Since the industrial revolution, Ries noted, atmospheric carbon dioxide levels have increased from 280 to nearly 400 ppm. Climate models predict levels of 600 ppm in 100 years, and 900 ppm in 200 years.
“The oceans absorb much of the CO2 that we release to the atmosphere,” Ries says. However, he warns that this natural buffer may ultimately come at a great cost.
“It’s hard to predict the overall net effect on benthic marine ecosystems,” he says. “In the short term, I would guess that the net effect will be negative. In the long term, ecosystems could re-stabilize at a new steady state.
“The bottom line is that we really need to bring down CO2 levels in the atmosphere.”
Having studied Climategate it is not difficult to work out how this amazing and welcome press release actually got published instead of being censored or trivialised, as so many other inconvenient anti-AGW scientific papers and observations have been.
The last line is the key (…we really need to bring down CO2 levels in the atmosphere.”). This inclusion was designed to appease the alarmist fanatics, and enable the paper – which is a staggering departure from the usual AGW propaganda – to be published. Brilliant.
Look out! Woods Hole has found a way of beating the Shell Game.
David Archibald sent another report to me last year by Walter Starck in PDF form, titled: Observations on Growth of Reef Corals and Sea Grass Around Shallow Water Geothermal Vents in Papua New Guinea
He has similar photos not only of Coral and CO2 bubbling up, but of sea grass patches.
Dobu I. corals aerated by bubbling CO2
One of the numerous smaller bubble streams coming up through lush beds of Thalassia.
On 14 February 2010 we visited two geothermal areas in the D’Entrecasteaux Islands, Milne Bay Province, PNG. One is located near the north end of Normanby Island about 30 m S.E. of the outer end of the wharf at the village of Esa’Ala. The other is a well known dive site known as the “Bubble Bath”. It is located about 20 m offshore near the mid-north coast of Dobu Island, an extinct volcano.
At Esa’Ala the area of bubble venting is scattered along the inner edge of a fringing reef which is about 10 -15 m in width. The outside edge slopes steeply into deep water and the inside edge is bordered by grass beds (Thalassia sp.) on silty bottom of mixed reef and volcanic sediments. The bubbling is near continuous small trickles at numerous points scattered amid both grass and coral areas in water depths of 3 – 5 m. The location is sheltered from prevailing wind and wave action.
Both coral and plant growth were unusually luxuriant. In the grass beds small juvenile rabbitfish (Siganus sp.) are abundant feeding on the epiphytic algae growing on the grass blades.

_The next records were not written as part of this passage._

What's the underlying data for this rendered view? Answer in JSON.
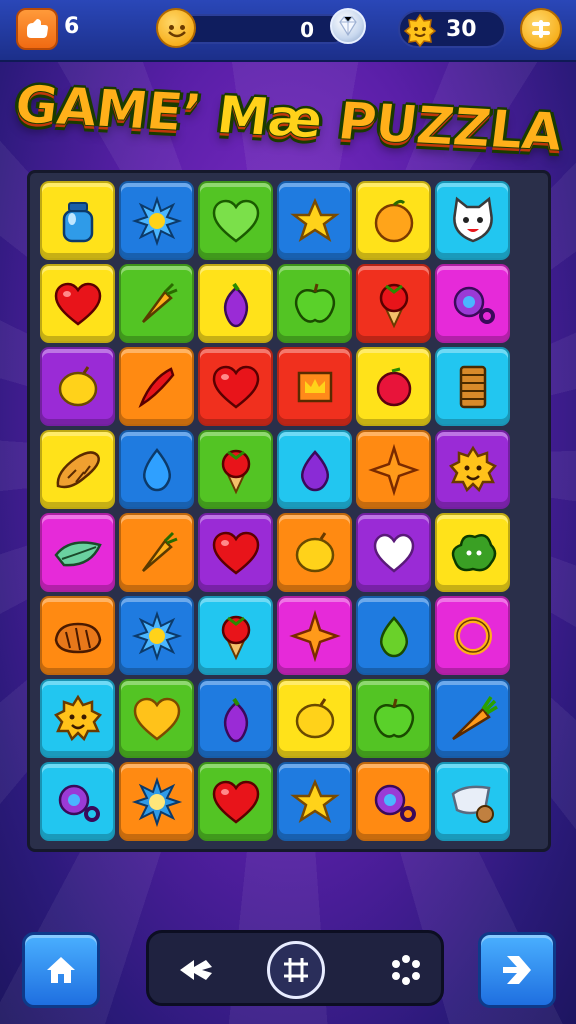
{
  "title": {
    "part1": "GAME’",
    "part2": " Mæ ",
    "part3": "PUZZLA"
  },
  "topbar": {
    "lives": "6",
    "progress_value": "0",
    "progress_fraction": 0.0,
    "stars": "30"
  },
  "icons": {
    "lives": "thumb-icon",
    "coin": "smiley-coin-icon",
    "gem": "diamond-gem-icon",
    "star": "gold-badge-icon",
    "menu": "grid-menu-icon",
    "home": "home-icon",
    "next": "arrow-right-icon",
    "back": "rewind-icon",
    "center": "target-crosshair-icon",
    "shuffle": "shuffle-ring-icon"
  },
  "colors": {
    "yellow": "#ffe21a",
    "blue": "#1f7be0",
    "green": "#53c424",
    "orange": "#ff8a12",
    "cyan": "#22c6f0",
    "red": "#f0301e",
    "purple": "#9a2bd6",
    "magenta": "#e62ad9"
  },
  "board": {
    "rows": [
      [
        {
          "c": "yellow",
          "i": "jar"
        },
        {
          "c": "blue",
          "i": "sun"
        },
        {
          "c": "green",
          "i": "heart-green"
        },
        {
          "c": "blue",
          "i": "star"
        },
        {
          "c": "yellow",
          "i": "orange"
        },
        {
          "c": "cyan",
          "i": "cat"
        }
      ],
      [
        {
          "c": "yellow",
          "i": "heart-red"
        },
        {
          "c": "green",
          "i": "carrot"
        },
        {
          "c": "yellow",
          "i": "eggplant"
        },
        {
          "c": "green",
          "i": "apple-green"
        },
        {
          "c": "red",
          "i": "strawberry"
        },
        {
          "c": "magenta",
          "i": "ring-purple"
        }
      ],
      [
        {
          "c": "purple",
          "i": "lemon"
        },
        {
          "c": "orange",
          "i": "pepper"
        },
        {
          "c": "red",
          "i": "heart-red"
        },
        {
          "c": "red",
          "i": "crown-box"
        },
        {
          "c": "yellow",
          "i": "berry"
        },
        {
          "c": "cyan",
          "i": "barrel"
        }
      ],
      [
        {
          "c": "yellow",
          "i": "bread"
        },
        {
          "c": "blue",
          "i": "drop"
        },
        {
          "c": "green",
          "i": "strawberry"
        },
        {
          "c": "cyan",
          "i": "drop-purple"
        },
        {
          "c": "orange",
          "i": "star-orange"
        },
        {
          "c": "purple",
          "i": "sun-face"
        }
      ],
      [
        {
          "c": "magenta",
          "i": "leaf"
        },
        {
          "c": "orange",
          "i": "carrot"
        },
        {
          "c": "purple",
          "i": "heart-red"
        },
        {
          "c": "orange",
          "i": "lemon"
        },
        {
          "c": "purple",
          "i": "heart-white"
        },
        {
          "c": "yellow",
          "i": "bush"
        }
      ],
      [
        {
          "c": "orange",
          "i": "loaf"
        },
        {
          "c": "blue",
          "i": "sun"
        },
        {
          "c": "cyan",
          "i": "strawberry"
        },
        {
          "c": "magenta",
          "i": "star-orange"
        },
        {
          "c": "blue",
          "i": "drop-green"
        },
        {
          "c": "magenta",
          "i": "ring-gold"
        }
      ],
      [
        {
          "c": "cyan",
          "i": "sun-face"
        },
        {
          "c": "green",
          "i": "heart-yellow"
        },
        {
          "c": "blue",
          "i": "eggplant"
        },
        {
          "c": "yellow",
          "i": "lemon"
        },
        {
          "c": "green",
          "i": "apple-green"
        },
        {
          "c": "blue",
          "i": "carrot-big"
        }
      ],
      [
        {
          "c": "cyan",
          "i": "ring-purple"
        },
        {
          "c": "orange",
          "i": "sun-blue"
        },
        {
          "c": "green",
          "i": "heart-red"
        },
        {
          "c": "blue",
          "i": "star"
        },
        {
          "c": "orange",
          "i": "ring-purple"
        },
        {
          "c": "cyan",
          "i": "bag"
        }
      ]
    ]
  }
}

The pH of water samples was measured using a Pacific Aquatech PH-013 High Accuracy Portable pH Meter with a resolution of 0.01 pH. It was calibrated with buffered solutions at pH 6.864 and pH 4.003 immediately before measuring the samples. The Esa’Ala sample was taken immediately adjacent to a Porites coral and about 10 cm from a small bubble stream. The pH was 7.96. A sample from next to a Porites coral at the “Bubble Bath” measured 7.74. This was also about 10 cm from a somewgat larger bubble stream and about 12 m from the main gas vent. A sample next to the main vent measured 6.54. A sample from the open ocean just outside Egum Atoll about 100 Km N.E. of Dobu read 8.23 which is near typical for open ocean in this region.
It seems that coral reefs are thriving at pH levels well below the most alarming projections for 2100. The biggest threat we face isn’t to Barrier Reef tourism. The whole modern economy is founded on cheap abundant energy. High energy liquid fuel is essential to all mobile heavy machinery. Trucks, tractors, trains, ships, planes and earth moving equipment cannot be run on sunbeams and summer breezes. The International Energy Agency along with virtually all oil industry analyst groups now recognise that future global oil supplies are likely to be increasingly tight and more expensive.

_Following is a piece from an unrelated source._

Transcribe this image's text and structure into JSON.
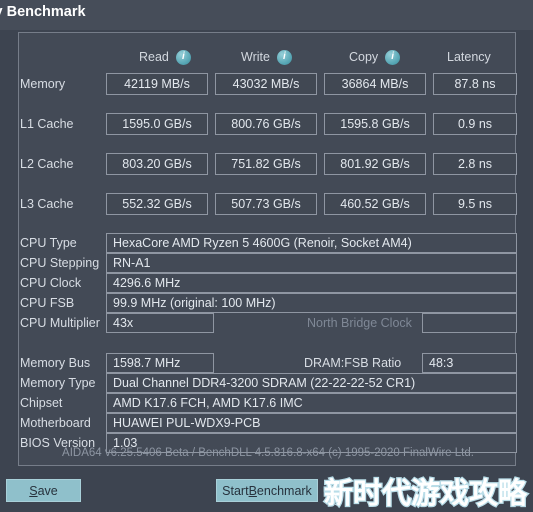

Read the full report with more photos here (PDF) Walter Starck on coral and other marine life